TUPE – One Employee Was an ‘Organised Grouping’

May 27, 2015

TUPE – One Employee Was an ‘Organised Grouping’

A service provision change under the Transfer of Undertakings (Protection of Employment) Regulations 2006 (TUPE) takes place when, immediately before the change, there is an 'organised grouping of employees' that has as its principal purpose the carrying out of the relevant activities on behalf of the client – TUPE Regulation 3(3)(a)(i).

In Eddie Stobart Limited v Moreman and Others, the Employment Appeal Tribunal (EAT) held that to qualify for protection under TUPE, the employees carrying out the relevant activities before the change must be organised in some sense by reference to the requirements of the particular client. It will not be a relevant transfer where a group of employees happen to find themselves working on tasks for that client because of shift patterns and working practices, but without any deliberate planning or intent.

In a further case on this issue (Rynda (UK) Limited v Rhijnsburger), the Court of Appeal has ruled that a property manager who had worked for an international firm of estate agents was capable of constituting an organised grouping of employees within the meaning of the Regulation.
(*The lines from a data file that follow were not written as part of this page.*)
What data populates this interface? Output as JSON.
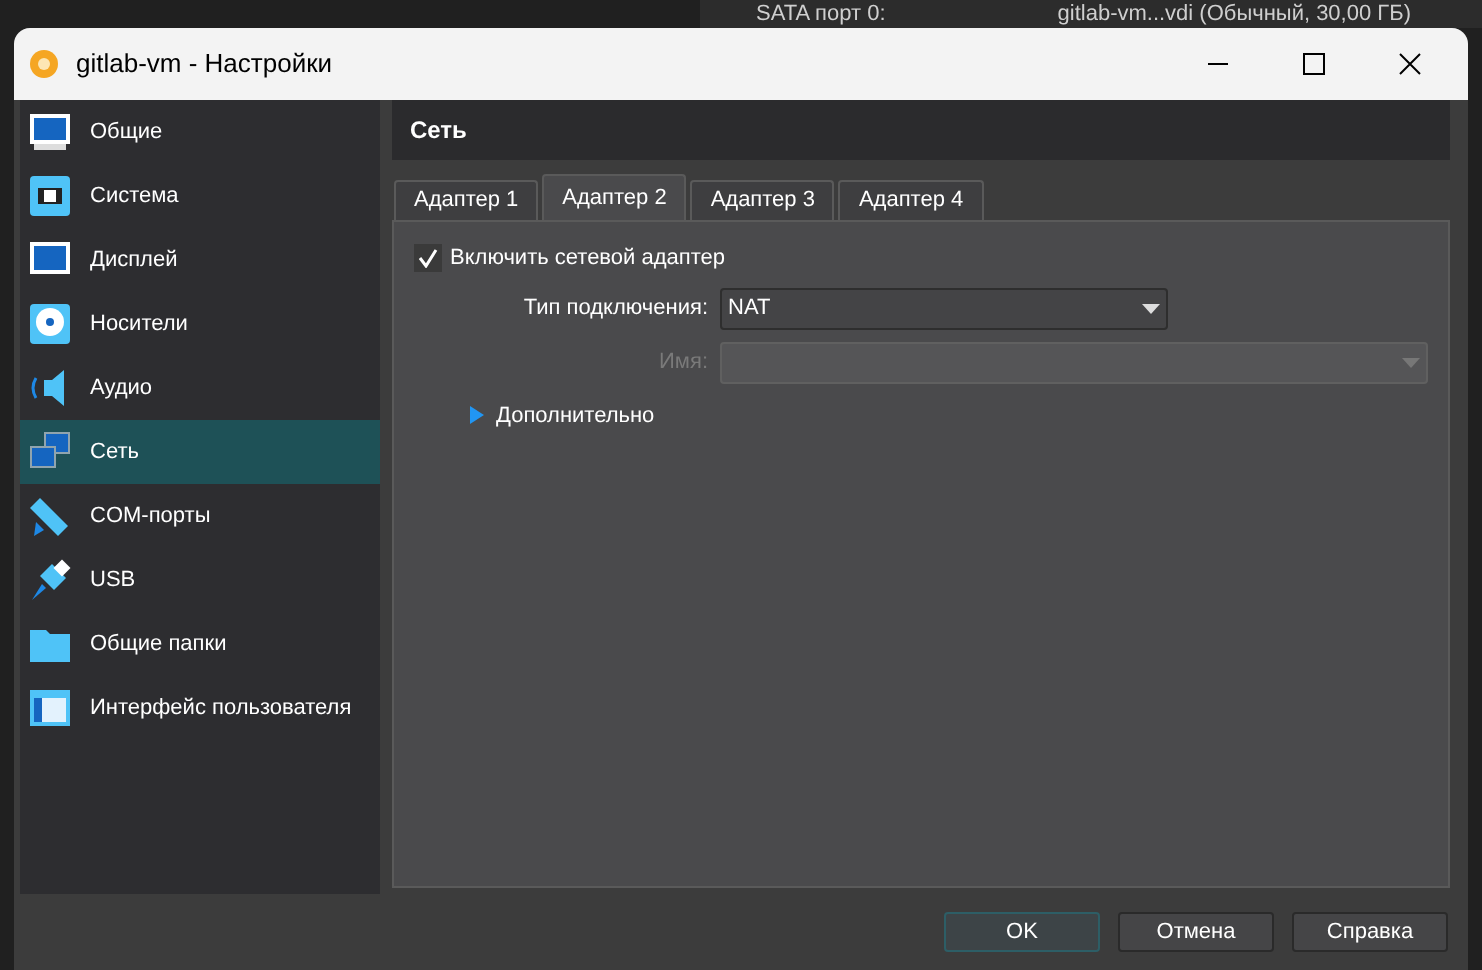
{
  "background_window": {
    "texts": [
      "SATA порт 0:",
      "gitlab-vm...vdi (Обычный, 30,00 ГБ)"
    ]
  },
  "window": {
    "title": "gitlab-vm - Настройки"
  },
  "sidebar": {
    "items": [
      {
        "label": "Общие",
        "selected": false
      },
      {
        "label": "Система",
        "selected": false
      },
      {
        "label": "Дисплей",
        "selected": false
      },
      {
        "label": "Носители",
        "selected": false
      },
      {
        "label": "Аудио",
        "selected": false
      },
      {
        "label": "Сеть",
        "selected": true
      },
      {
        "label": "COM-порты",
        "selected": false
      },
      {
        "label": "USB",
        "selected": false
      },
      {
        "label": "Общие папки",
        "selected": false
      },
      {
        "label": "Интерфейс пользователя",
        "selected": false
      }
    ]
  },
  "page": {
    "title": "Сеть",
    "tabs": [
      {
        "label": "Адаптер 1",
        "selected": false
      },
      {
        "label": "Адаптер 2",
        "selected": true
      },
      {
        "label": "Адаптер 3",
        "selected": false
      },
      {
        "label": "Адаптер 4",
        "selected": false
      }
    ],
    "enable_adapter": {
      "label": "Включить сетевой адаптер",
      "checked": true
    },
    "fields": [
      {
        "label": "Тип подключения:",
        "value": "NAT",
        "disabled": false
      },
      {
        "label": "Имя:",
        "disabled": true
      }
    ],
    "advanced": {
      "label": "Дополнительно",
      "expanded": false
    }
  },
  "buttons": [
    {
      "label": "OK",
      "default": true
    },
    {
      "label": "Отмена",
      "default": false
    },
    {
      "label": "Справка",
      "default": false
    }
  ]
}
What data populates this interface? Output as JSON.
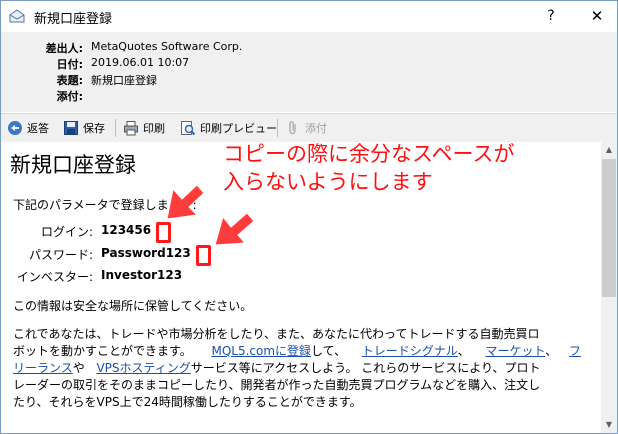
{
  "window": {
    "title": "新規口座登録",
    "help": "?",
    "close": "✕"
  },
  "header": {
    "from_label": "差出人:",
    "from_value": "MetaQuotes Software Corp.",
    "date_label": "日付:",
    "date_value": "2019.06.01 10:07",
    "subject_label": "表題:",
    "subject_value": "新規口座登録",
    "attach_label": "添付:",
    "attach_value": ""
  },
  "toolbar": {
    "reply": "返答",
    "save": "保存",
    "print": "印刷",
    "print_preview": "印刷プレビュー",
    "attach": "添付"
  },
  "body": {
    "title": "新規口座登録",
    "intro": "下記のパラメータで登録しました:",
    "login_label": "ログイン:",
    "login_value": "123456",
    "password_label": "パスワード:",
    "password_value": "Password123",
    "investor_label": "インベスター:",
    "investor_value": "Investor123",
    "safe_note": "この情報は安全な場所に保管してください。",
    "para_line1": "これであなたは、トレードや市場分析をしたり、また、あなたに代わってトレードする自動売買ロ",
    "para_line2_a": "ボットを動かすことができます。",
    "link_mql5": "MQL5.comに登録",
    "para_line2_b": "して、",
    "link_signals": "トレードシグナル",
    "para_comma1": "、",
    "link_market": "マーケット",
    "para_comma2": "、",
    "link_freelance_a": "フ",
    "link_freelance_b": "リーランス",
    "para_ya": "や",
    "link_vps": "VPSホスティング",
    "para_line3_rest": "サービス等にアクセスしよう。 これらのサービスにより、プロト",
    "para_line4": "レーダーの取引をそのままコピーしたり、開発者が作った自動売買プログラムなどを購入、注文し",
    "para_line5": "たり、それらをVPS上で24時間稼働したりすることができます。"
  },
  "annotation": {
    "line1": "コピーの際に余分なスペースが",
    "line2": "入らないようにします",
    "color": "#ff1a1a"
  },
  "scrollbar": {
    "up": "▲",
    "down": "▼"
  }
}
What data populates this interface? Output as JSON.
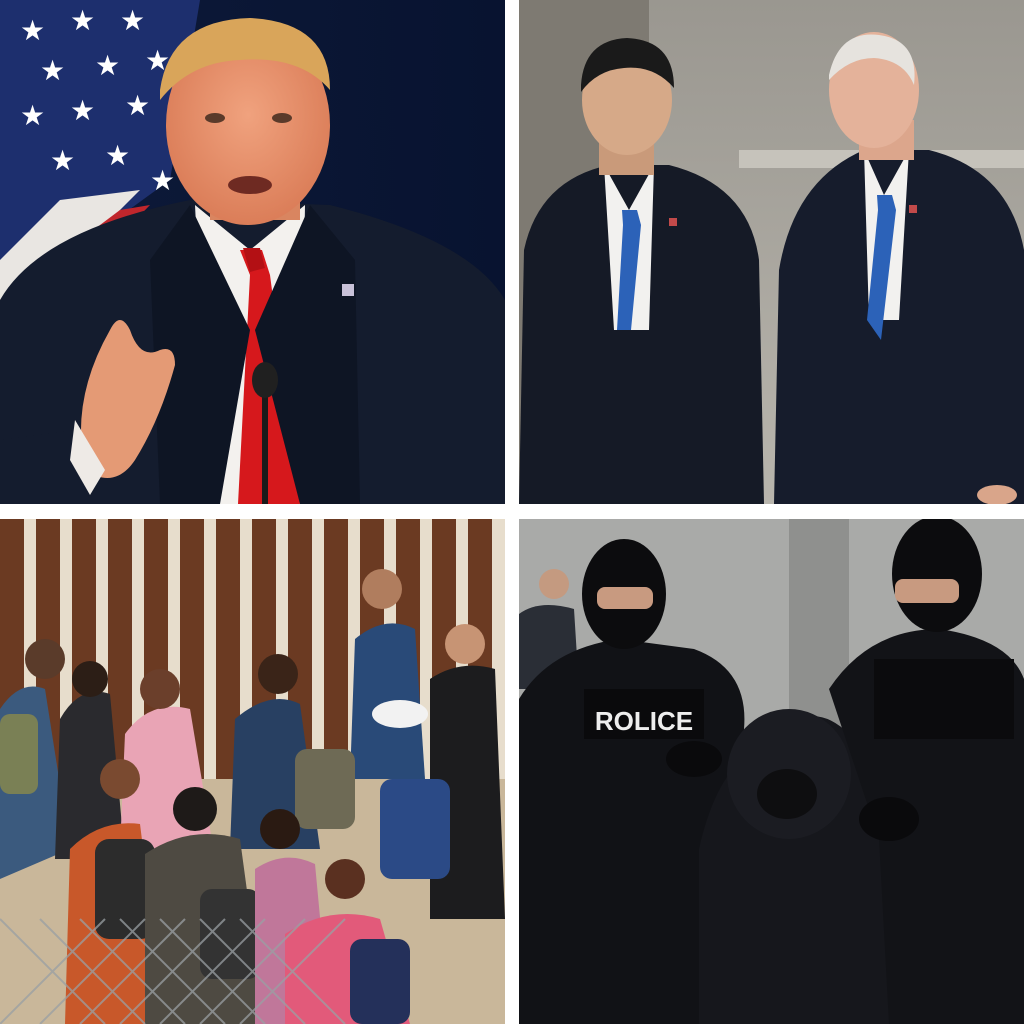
{
  "panels": [
    {
      "subject": "speaker-at-podium"
    },
    {
      "subject": "two-officials-walking"
    },
    {
      "subject": "migrants-at-border-fence"
    },
    {
      "subject": "police-arrest"
    }
  ],
  "vest_label": "ROLICE",
  "colors": {
    "suit": "#141c2e",
    "red_tie": "#d6181c",
    "blue_tie": "#2c62b8",
    "border_fence": "#6b3a22",
    "police_black": "#111216"
  }
}
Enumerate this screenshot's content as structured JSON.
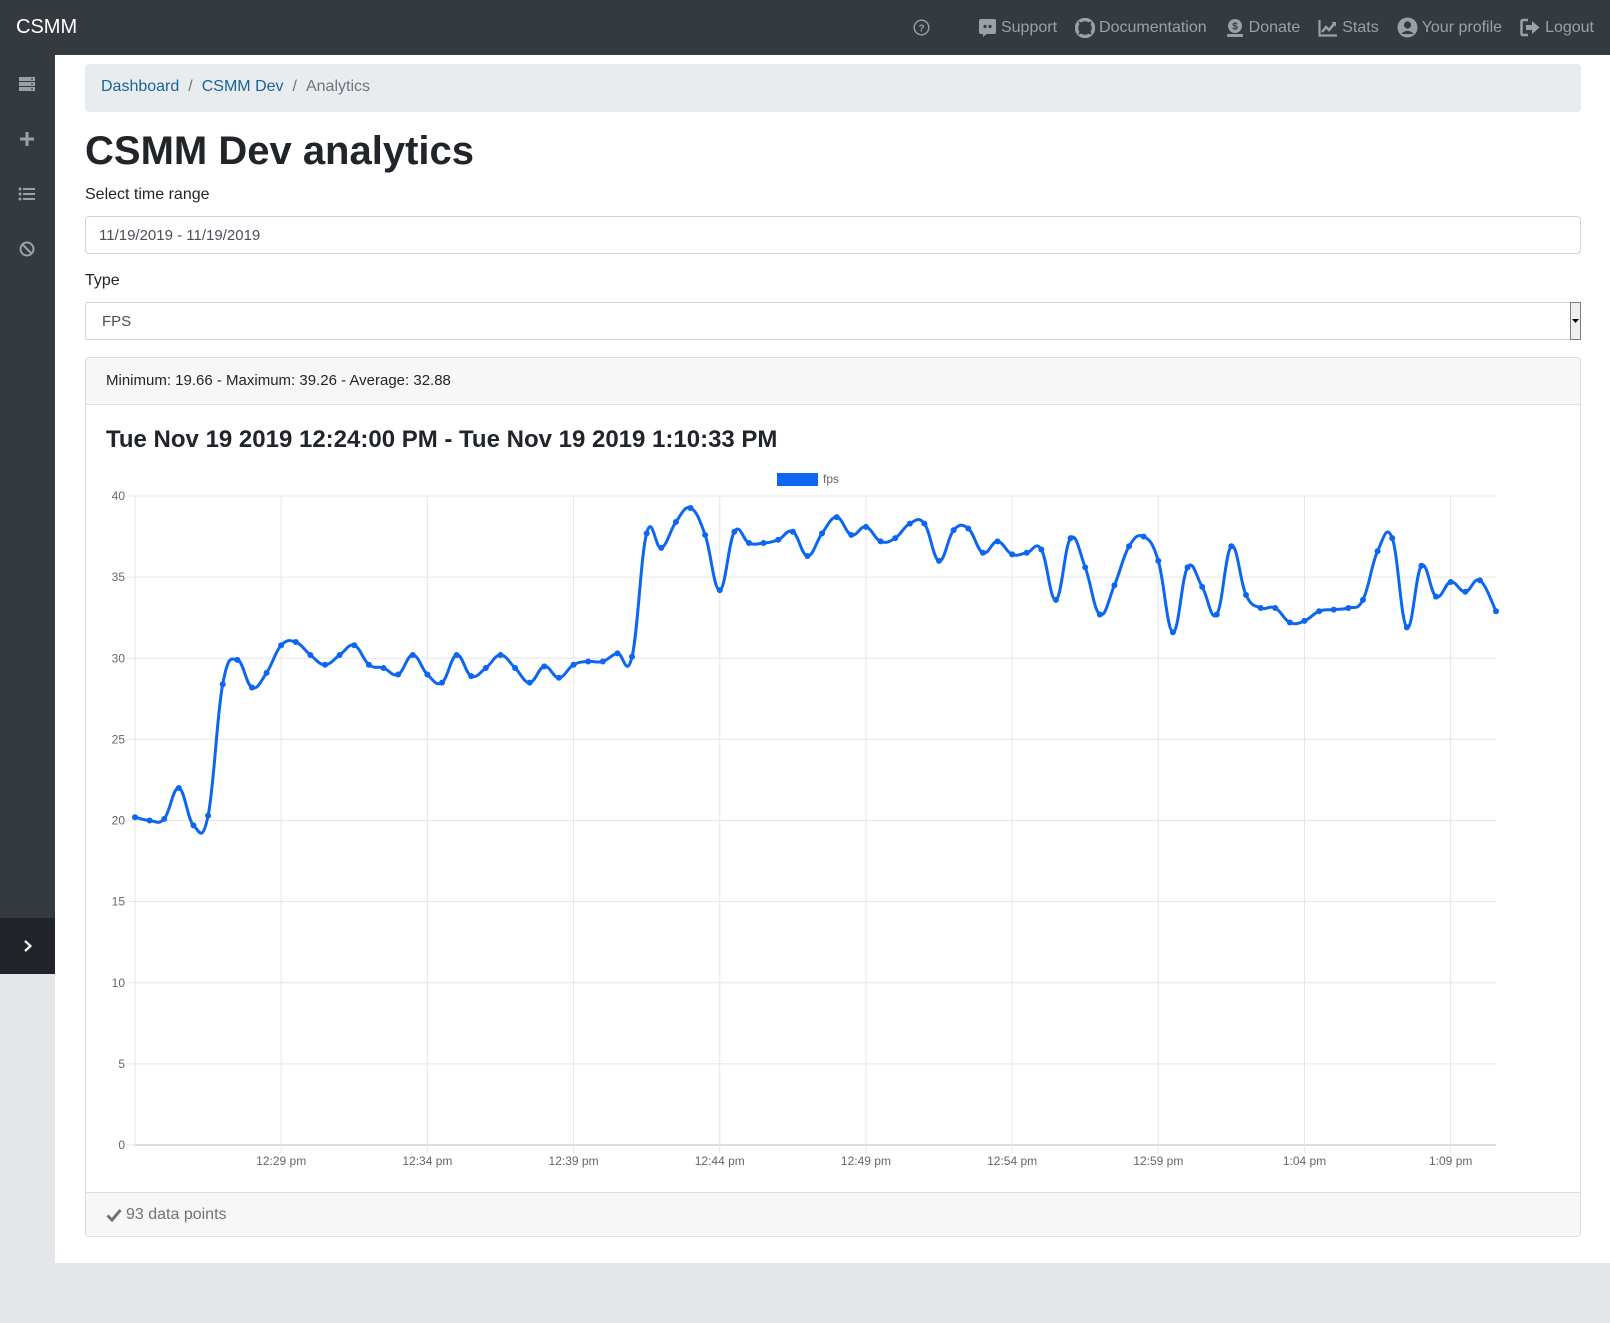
{
  "app": {
    "brand": "CSMM"
  },
  "nav": {
    "support": "Support",
    "documentation": "Documentation",
    "donate": "Donate",
    "stats": "Stats",
    "profile": "Your profile",
    "logout": "Logout"
  },
  "breadcrumb": {
    "dashboard": "Dashboard",
    "server": "CSMM Dev",
    "current": "Analytics"
  },
  "page": {
    "title": "CSMM Dev analytics",
    "time_range_label": "Select time range",
    "time_range_value": "11/19/2019 - 11/19/2019",
    "type_label": "Type",
    "type_value": "FPS"
  },
  "card": {
    "summary": "Minimum: 19.66 - Maximum: 39.26 - Average: 32.88",
    "title": "Tue Nov 19 2019 12:24:00 PM - Tue Nov 19 2019 1:10:33 PM",
    "footer": "93 data points"
  },
  "colors": {
    "line": "#0d66f0",
    "topbar": "#343a40",
    "link": "#1a6496"
  },
  "chart_data": {
    "type": "line",
    "title": "",
    "xlabel": "",
    "ylabel": "",
    "ylim": [
      0,
      40
    ],
    "y_ticks": [
      0,
      5,
      10,
      15,
      20,
      25,
      30,
      35,
      40
    ],
    "x_tick_labels": [
      "12:29 pm",
      "12:34 pm",
      "12:39 pm",
      "12:44 pm",
      "12:49 pm",
      "12:54 pm",
      "12:59 pm",
      "1:04 pm",
      "1:09 pm"
    ],
    "x_tick_minutes": [
      5,
      10,
      15,
      20,
      25,
      30,
      35,
      40,
      45
    ],
    "x_range_minutes": [
      0,
      46.55
    ],
    "grid": true,
    "legend": "top-center",
    "series": [
      {
        "name": "fps",
        "x_minutes": [
          0,
          0.5,
          1,
          1.5,
          2,
          2.5,
          3,
          3.5,
          4,
          4.5,
          5,
          5.5,
          6,
          6.5,
          7,
          7.5,
          8,
          8.5,
          9,
          9.5,
          10,
          10.5,
          11,
          11.5,
          12,
          12.5,
          13,
          13.5,
          14,
          14.5,
          15,
          15.5,
          16,
          16.5,
          17,
          17.5,
          18,
          18.5,
          19,
          19.5,
          20,
          20.5,
          21,
          21.5,
          22,
          22.5,
          23,
          23.5,
          24,
          24.5,
          25,
          25.5,
          26,
          26.5,
          27,
          27.5,
          28,
          28.5,
          29,
          29.5,
          30,
          30.5,
          31,
          31.5,
          32,
          32.5,
          33,
          33.5,
          34,
          34.5,
          35,
          35.5,
          36,
          36.5,
          37,
          37.5,
          38,
          38.5,
          39,
          39.5,
          40,
          40.5,
          41,
          41.5,
          42,
          42.5,
          43,
          43.5,
          44,
          44.5,
          45,
          45.5,
          46
        ],
        "values": [
          20.2,
          20.0,
          20.1,
          22.0,
          19.7,
          20.3,
          28.4,
          29.9,
          28.2,
          29.1,
          30.8,
          31.0,
          30.2,
          29.6,
          30.2,
          30.8,
          29.6,
          29.4,
          29.0,
          30.2,
          29.0,
          28.5,
          30.2,
          28.9,
          29.4,
          30.2,
          29.4,
          28.5,
          29.5,
          28.8,
          29.6,
          29.8,
          29.8,
          30.3,
          30.1,
          37.7,
          36.8,
          38.4,
          39.26,
          37.6,
          34.2,
          37.8,
          37.1,
          37.1,
          37.3,
          37.8,
          36.3,
          37.7,
          38.7,
          37.6,
          38.1,
          37.2,
          37.4,
          38.3,
          38.3,
          36.0,
          37.9,
          38.0,
          36.5,
          37.2,
          36.4,
          36.5,
          36.7,
          33.6,
          37.4,
          35.6,
          32.7,
          34.5,
          36.9,
          37.5,
          36.0,
          31.6,
          35.6,
          34.4,
          32.7,
          36.9,
          33.9,
          33.1,
          33.1,
          32.2,
          32.3,
          32.9,
          33.0,
          33.1,
          33.6,
          36.6,
          37.4,
          31.9,
          35.7,
          33.8,
          34.7,
          34.1,
          34.8
        ]
      }
    ],
    "last_point": {
      "x_minutes": 46.55,
      "value": 32.9
    }
  }
}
Ms Rhijnsburger began working for Rynda (UK) Limited at the beginning of 2011. Prior to that, she had been employed by Drivers Jonas Services Company since May 2009. Initially, she had worked under a six-month fixed-term contract managing a portfolio of commercial properties in the Netherlands for Rynda UK's parent company. From October 2009, she was offered a permanent role, working on the Dutch portfolio and also taking on some responsibility for managing the portfolio of German properties. From late March 2010, after a short absence from work owing to illness, it was agreed that she would no longer assist with the German portfolio. She was then solely responsible for managing the Dutch properties and had no other duties. Following a merger in April 2010, the company was no longer involved in managing the German properties.

A decision was subsequently made to withdraw from managing the portfolio of properties altogether and the function was transferred to Rynda UK at the end of 2010. Ms Rhijnsburger continued doing precisely the same job as before, managing the properties in the Netherlands.

On 2 September 2011 Ms Rhijnsburger lost her job after falling out with her new bosses and argued before the ET that her dismissal was unfair.

In those circumstances, a preliminary issue arose as to whether her employment had automatically transferred to her new employer. If not, she did not have sufficient continuity of service to bring a claim. That issue, in turn, hinged on whether she was capable of constituting an 'organised grouping of employees' within the meaning of TUPE.

The ET, and subsequently the EAT, held that she was. In dismissing the employer's appeal, the Court of Appeal found that, notwithstanding that she was just one person, the earlier rulings contained no error of law. Immediately prior to the transfer, Ms Rhijnsburger comprised a group of only one person working exclusively on the Dutch property portfolio. The circumstances were different from those in the Eddie Stobart case because the situation arose as a result of a positive decision on the part of Ms Rhijnsburger's employer and was not a matter of 'happenstance'.